Conservation award for Doncaster's Wildlife Park
Yorkshire Wildlife Park has won an award for its work creating a polar bear reserve dedicated to their conservation.
The Gold Award was presented by the British and Irish Association of Zoos and Aquariums (BIAZA) for the park’s Project Polar initiative which created a unique 10-acre reserve which is home to four male polar bears.
The award recognises the park’s work in establishing the large, naturalistic polar bear reserve with dens, pools and rolling landscapes. The park’s enclosure is home to Victor, Pixel, Nissan and Nobby.
“It is fantastic to receive the award for something we care passionately about and work hard at,” said Simon Marsh, animal collections manager at the park, based at Branton, near Doncaster.
“We wanted to show that polar bears in our care can be kept to a very high standard and address all their welfare and husbandry needs.”
Polar bears are classed as vulnerable on the International Union for Conservation of Nature Red List and the Polar Bear Specialist Group acknowledge the need for a healthy captive polar bear population.
The park works with international conservation agencies and academic institutions to study polar bears and increase their chances of survival as their natural Arctic habitats are reduced by global warming.
The £1.2 million Project Polar is home to Victor, Pixel, Nissan and Nobby.
The project was also praised for sourcing local materials and suppliers during construction and for effectively creating a landscape – with 900 mature Scots pines, silver birch, willow and heathers – that replicates the Arctic tundras.
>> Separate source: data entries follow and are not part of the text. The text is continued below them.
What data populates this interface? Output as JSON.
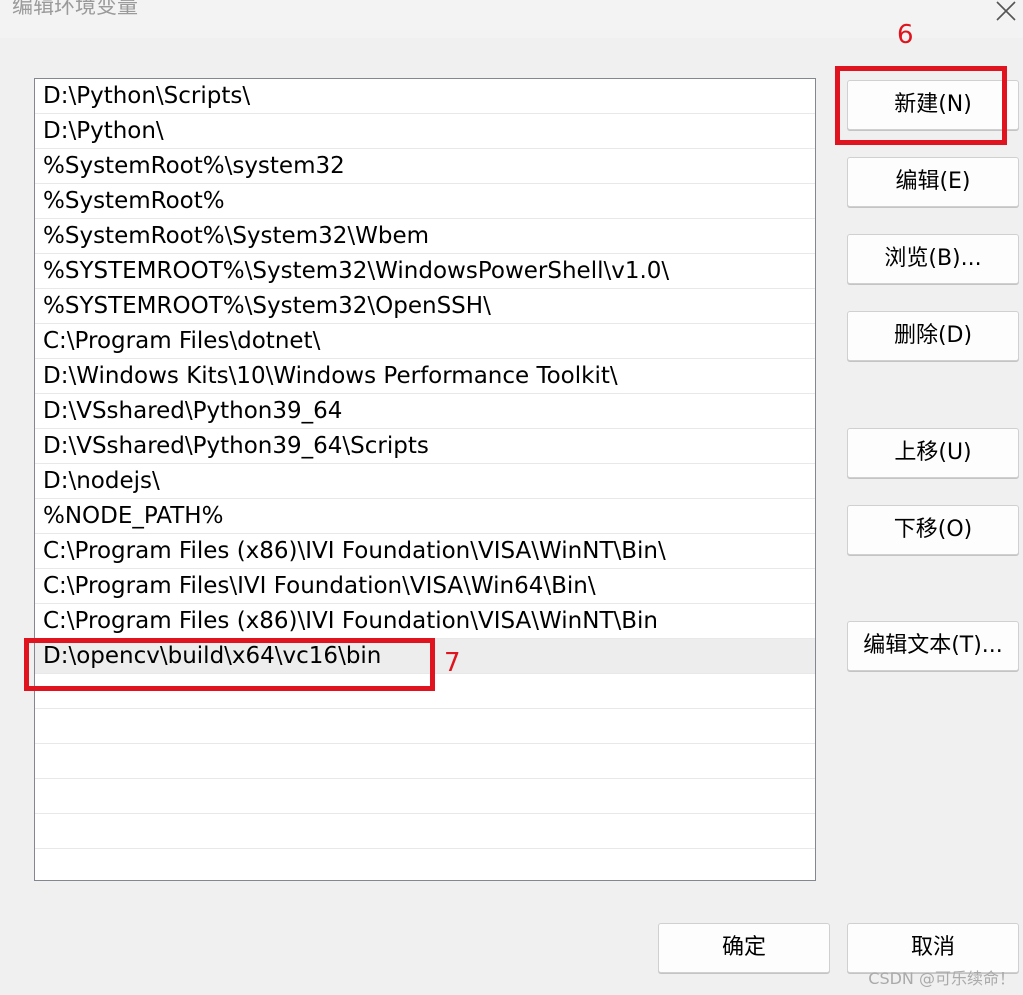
{
  "window": {
    "title": "编辑环境变量",
    "close_icon": "close-icon"
  },
  "path_list": {
    "items": [
      "D:\\Python\\Scripts\\",
      "D:\\Python\\",
      "%SystemRoot%\\system32",
      "%SystemRoot%",
      "%SystemRoot%\\System32\\Wbem",
      "%SYSTEMROOT%\\System32\\WindowsPowerShell\\v1.0\\",
      "%SYSTEMROOT%\\System32\\OpenSSH\\",
      "C:\\Program Files\\dotnet\\",
      "D:\\Windows Kits\\10\\Windows Performance Toolkit\\",
      "D:\\VSshared\\Python39_64",
      "D:\\VSshared\\Python39_64\\Scripts",
      "D:\\nodejs\\",
      "%NODE_PATH%",
      "C:\\Program Files (x86)\\IVI Foundation\\VISA\\WinNT\\Bin\\",
      "C:\\Program Files\\IVI Foundation\\VISA\\Win64\\Bin\\",
      "C:\\Program Files (x86)\\IVI Foundation\\VISA\\WinNT\\Bin",
      "D:\\opencv\\build\\x64\\vc16\\bin",
      "",
      "",
      "",
      "",
      "",
      "",
      ""
    ],
    "selected_index": 16
  },
  "buttons": {
    "new": "新建(N)",
    "edit": "编辑(E)",
    "browse": "浏览(B)...",
    "delete": "删除(D)",
    "move_up": "上移(U)",
    "move_down": "下移(O)",
    "edit_text": "编辑文本(T)...",
    "ok": "确定",
    "cancel": "取消"
  },
  "annotations": {
    "step_new": "6",
    "step_entry": "7",
    "color": "#e0141e"
  },
  "watermark": "CSDN @可乐续命！"
}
The reserves also provide shade and 8-metre deep lakes to keep cool while visitors can observe the bears from a raised walkway with panoramic views.
“Project Polar has been a success, not only for the polar bears in our care but for promoting good animal and polar bear welfare across zoos and BIAZA members,” added Mr Marsh.